Jeff Cohen said...

Comedy, for me anyway, also has to include wit. Comedians who traffic in celebrating stupid characters don't hold much sway with me. And I think the thing about wit is that it pays attention. In dialogue, especially--and you can try this in real conversation--most people don't listen; they respond to universal cues. The ones who are paying attention have the ability to respond with humor. But that's just my opinion.

Sandra Parshall said...

Humor is so subjective. I find very few "humorous" mysteries truly funny, so I'm either cranky and humorless or very discriminating. :-) I guess black humor is what appeals to me in crime fiction, since the subject matter is so serious. I love the humor in the Monkeewrench novels, for example. I've never been able to get into the zaniness of Hiaassen's novels, but obviously plenty of other readers have.

Anonymous said...

Good points, Liz. My husband reads more Dortmunder than I do, but he does read me tasty bits from time to time.

Jeff, your books are some of my favorite comedy.

Sandra, yes Monkeewrench! And they certainly aren't dealing with light, fluffy subject matter.

Elizabeth said...

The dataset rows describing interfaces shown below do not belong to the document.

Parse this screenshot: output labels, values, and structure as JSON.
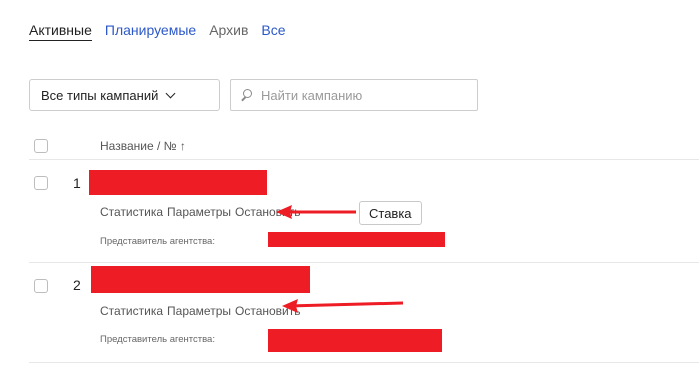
{
  "tabs": {
    "active": "Активные",
    "planned": "Планируемые",
    "archive": "Архив",
    "all": "Все"
  },
  "filters": {
    "campaign_types": "Все типы кампаний",
    "search_placeholder": "Найти кампанию"
  },
  "table": {
    "header_name": "Название / № ↑",
    "rows": [
      {
        "number": "1",
        "actions": [
          "Статистика",
          "Параметры",
          "Остановить"
        ],
        "rate_button": "Ставка",
        "agent_label": "Представитель агентства:"
      },
      {
        "number": "2",
        "actions": [
          "Статистика",
          "Параметры",
          "Остановить"
        ],
        "agent_label": "Представитель агентства:"
      }
    ]
  },
  "colors": {
    "redaction": "#ee1c24",
    "link": "#2b58c9"
  }
}
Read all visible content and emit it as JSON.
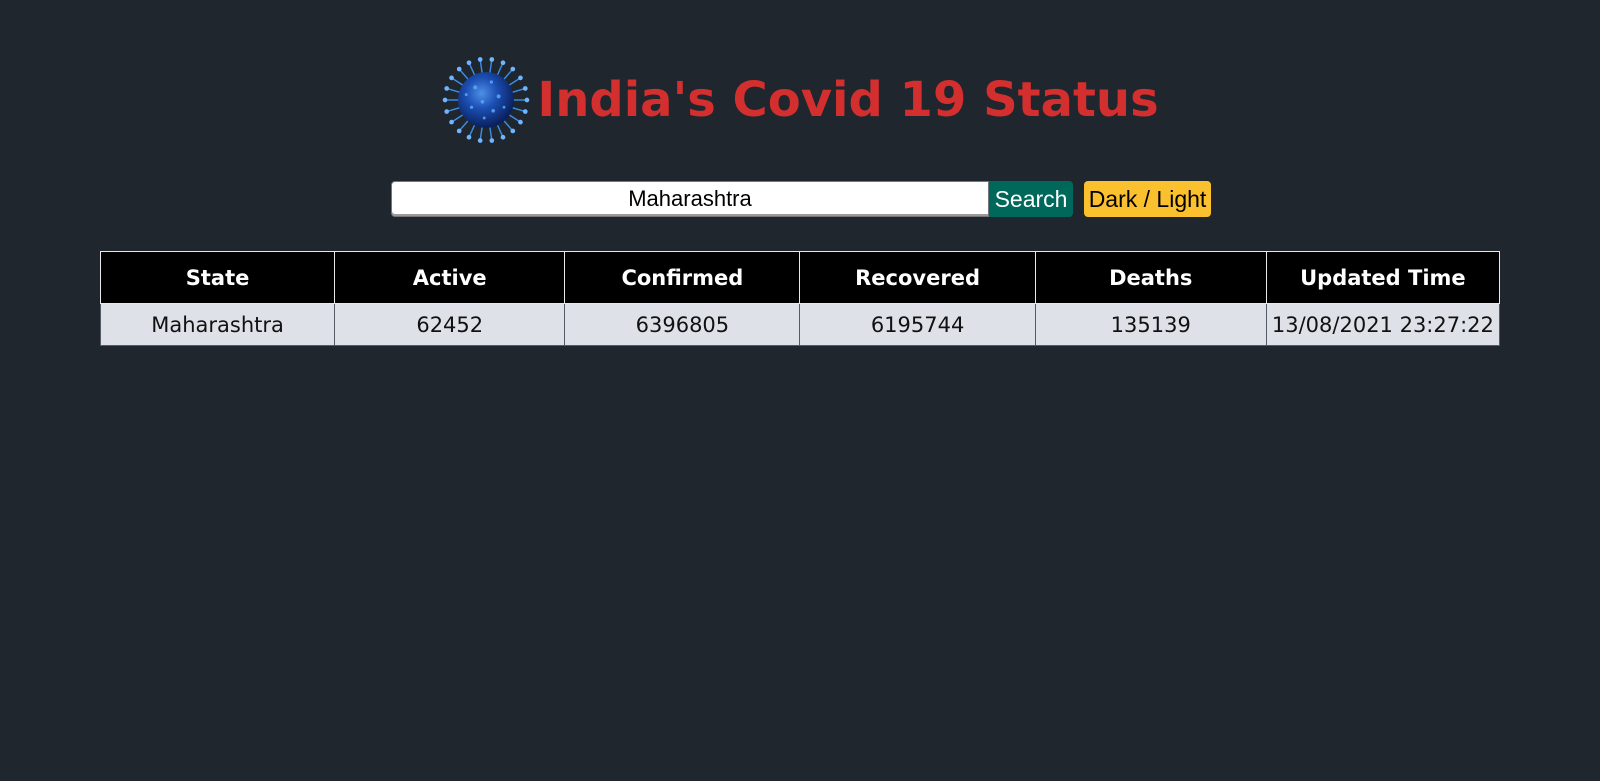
{
  "header": {
    "title": "India's Covid 19 Status",
    "icon": "virus-icon"
  },
  "search": {
    "value": "Maharashtra",
    "button_label": "Search",
    "toggle_label": "Dark / Light"
  },
  "table": {
    "columns": [
      "State",
      "Active",
      "Confirmed",
      "Recovered",
      "Deaths",
      "Updated Time"
    ],
    "rows": [
      [
        "Maharashtra",
        "62452",
        "6396805",
        "6195744",
        "135139",
        "13/08/2021 23:27:22"
      ]
    ]
  },
  "colors": {
    "background": "#20262e",
    "title": "#d32f2f",
    "search_button": "#00675b",
    "theme_button": "#fbc02d",
    "header_cell": "#000000",
    "body_cell": "#dee2e8"
  }
}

What's funny to me is I had just started a Jeffrey Cohen mystery and had to set it aside as an ILL request of Sharon's SOLDIER ON THE PORCH came in. They only gave me 1 week to read. No problem. Have enjoyed the series.

Yes, I don't like the stupid comedy or the one-liners with the little gap where I am expected to laugh on
command. I do love "droll wit"...I have heard that term, as found mostly in British writers, though also in Charlotte MacLeod's Peter Shandy series, Joan Hess' Claire Malloy series for example. Have not tried Westlake. SMB,SLT

Kaye George said...

What a wonderful post, Sharon! I love good comedy and study it endlessly. On the stage, it's all timing IMO. I wish I were brave enough to try standup. In print, I think your quote captures it. In fact, I printed it out. Thanks!

Anonymous said...

Elizabeth, I'm honored that your would put aside another book to read SOP. Okay, Jeff, it was your book she put aside, and I apologize for that.

Kaye, by all means give stand-up comedy a try. I'll bet you would be terrific at it.

Kaye George said...

Oh no, I'm pretty sure I'd be horrible! I'd have to take so many downers I probably couldn't walk onto the stage. :)